In 1949, the last remaining twentieth century London & North Western Railway express engines were lined up at Crewe for preservation – a Precursor, a Prince of Wales and a Claughton class. However, despite being set aside these glorious machines all met the cutter's torch and were lost for all time.
Tragically there are no preserved representatives of express engines from the LNWR in the 20th century with us today. Given this gap, those unfamiliar with Britain's railway heritage might be forgiven to think that the LNWR was a minor and incidental concern; a mere footnote in the rich
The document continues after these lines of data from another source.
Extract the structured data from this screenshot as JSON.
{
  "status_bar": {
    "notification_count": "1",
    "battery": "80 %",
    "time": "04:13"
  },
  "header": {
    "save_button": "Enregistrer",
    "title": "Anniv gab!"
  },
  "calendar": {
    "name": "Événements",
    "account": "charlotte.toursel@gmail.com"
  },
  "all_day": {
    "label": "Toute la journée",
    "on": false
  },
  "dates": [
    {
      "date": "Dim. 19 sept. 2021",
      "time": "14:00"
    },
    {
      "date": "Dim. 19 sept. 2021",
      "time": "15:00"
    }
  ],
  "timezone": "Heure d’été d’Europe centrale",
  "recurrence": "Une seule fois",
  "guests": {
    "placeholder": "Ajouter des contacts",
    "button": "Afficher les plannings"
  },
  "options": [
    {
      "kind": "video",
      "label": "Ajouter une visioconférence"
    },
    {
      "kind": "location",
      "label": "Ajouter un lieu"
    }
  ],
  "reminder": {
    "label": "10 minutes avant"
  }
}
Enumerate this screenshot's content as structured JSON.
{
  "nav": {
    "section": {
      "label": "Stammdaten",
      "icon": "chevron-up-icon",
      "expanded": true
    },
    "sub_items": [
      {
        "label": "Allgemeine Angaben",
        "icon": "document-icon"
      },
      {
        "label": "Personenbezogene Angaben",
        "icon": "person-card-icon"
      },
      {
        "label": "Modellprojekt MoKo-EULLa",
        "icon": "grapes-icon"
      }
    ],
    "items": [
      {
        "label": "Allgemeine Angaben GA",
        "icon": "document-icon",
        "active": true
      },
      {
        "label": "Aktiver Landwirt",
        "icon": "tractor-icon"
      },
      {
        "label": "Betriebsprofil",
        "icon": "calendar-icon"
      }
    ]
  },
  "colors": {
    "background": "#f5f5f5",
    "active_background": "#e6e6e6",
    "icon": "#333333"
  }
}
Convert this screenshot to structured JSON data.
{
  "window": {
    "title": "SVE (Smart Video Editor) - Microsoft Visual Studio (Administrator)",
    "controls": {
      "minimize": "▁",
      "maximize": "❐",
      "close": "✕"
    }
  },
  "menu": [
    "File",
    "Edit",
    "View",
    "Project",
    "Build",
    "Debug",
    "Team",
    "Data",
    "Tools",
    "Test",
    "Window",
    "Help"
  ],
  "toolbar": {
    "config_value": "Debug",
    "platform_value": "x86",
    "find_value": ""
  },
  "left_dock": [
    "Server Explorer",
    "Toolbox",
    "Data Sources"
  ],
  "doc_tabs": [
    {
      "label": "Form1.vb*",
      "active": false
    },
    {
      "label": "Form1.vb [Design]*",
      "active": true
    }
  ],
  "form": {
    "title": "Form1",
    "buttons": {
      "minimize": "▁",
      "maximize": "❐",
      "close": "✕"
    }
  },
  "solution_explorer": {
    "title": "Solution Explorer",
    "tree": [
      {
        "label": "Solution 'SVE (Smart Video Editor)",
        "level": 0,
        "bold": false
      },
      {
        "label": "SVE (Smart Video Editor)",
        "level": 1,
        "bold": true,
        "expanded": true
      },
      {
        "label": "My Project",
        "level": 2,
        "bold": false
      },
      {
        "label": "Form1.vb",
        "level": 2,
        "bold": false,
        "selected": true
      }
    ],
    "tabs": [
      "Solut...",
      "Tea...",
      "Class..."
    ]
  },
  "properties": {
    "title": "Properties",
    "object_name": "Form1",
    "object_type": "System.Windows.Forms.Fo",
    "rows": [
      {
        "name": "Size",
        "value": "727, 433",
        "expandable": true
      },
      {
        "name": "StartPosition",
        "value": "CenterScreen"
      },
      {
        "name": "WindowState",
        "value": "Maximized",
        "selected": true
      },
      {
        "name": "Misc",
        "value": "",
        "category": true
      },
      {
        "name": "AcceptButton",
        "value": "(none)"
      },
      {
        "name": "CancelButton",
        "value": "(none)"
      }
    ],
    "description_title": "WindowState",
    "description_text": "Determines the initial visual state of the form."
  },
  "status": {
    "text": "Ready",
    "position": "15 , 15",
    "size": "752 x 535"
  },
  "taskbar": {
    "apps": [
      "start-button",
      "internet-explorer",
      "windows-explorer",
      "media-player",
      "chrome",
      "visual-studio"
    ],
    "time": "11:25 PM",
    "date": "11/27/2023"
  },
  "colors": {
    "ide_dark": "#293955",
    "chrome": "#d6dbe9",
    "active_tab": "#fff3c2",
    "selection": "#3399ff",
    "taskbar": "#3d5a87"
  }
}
and colourful history of the railways of Britain. However what has come down to us by way of preservation presents a very distorted story. The South Eastern & Chatham Railway; a far smaller and less prosperous concern, confined to the south-east corner of England for instance has more engines in preservation than the LNWR, which at the time of grouping in 1923 was the largest of all railway companies with the most extensive network, extending from London in the south to Carlisle in the north and from Leeds and Peterborough in the east to Holyhead and Swansea in the West. The LNWR served most major cities in England and also had the largest fleet of engines and rolling stock. Its rich heritage was unmatched by any save perhaps the far better known Great Western Railway.
The LNWR was a justifiably proud and grand concern with a heritage extending way back to the dawn of rail in Britain. The company's constituents included some of the earliest railways in the world; the London & Birmingham Railway, which was the first intercity line into London; the Grand Junction Railway; and the world's first intercity rail link, the famous Liverpool & Manchester Railway. In its formative years the LNWR could claim legendary names such as Edmund Bury, Francis Trevithick, James McConnell and John Ramsbottom amongst its engineering pedigree and at its height, no locomotive works in the country could match the scale and output of Crewe.
It is hard to disagree that LNWR deserves its epithet 'The Premier Line' and yet today so little remains to remind us of its glory. Even LNWR's magnificent London terminus, Euston and its iconic Doric arch were senselessly demolished in 1962 despite considerable opposition. The LNWR George the Fifth Locomotive Trust has been established to right a wrong. We seek to create a unique representative of 20th century express locomotive from this endlessly fascinating enterprise.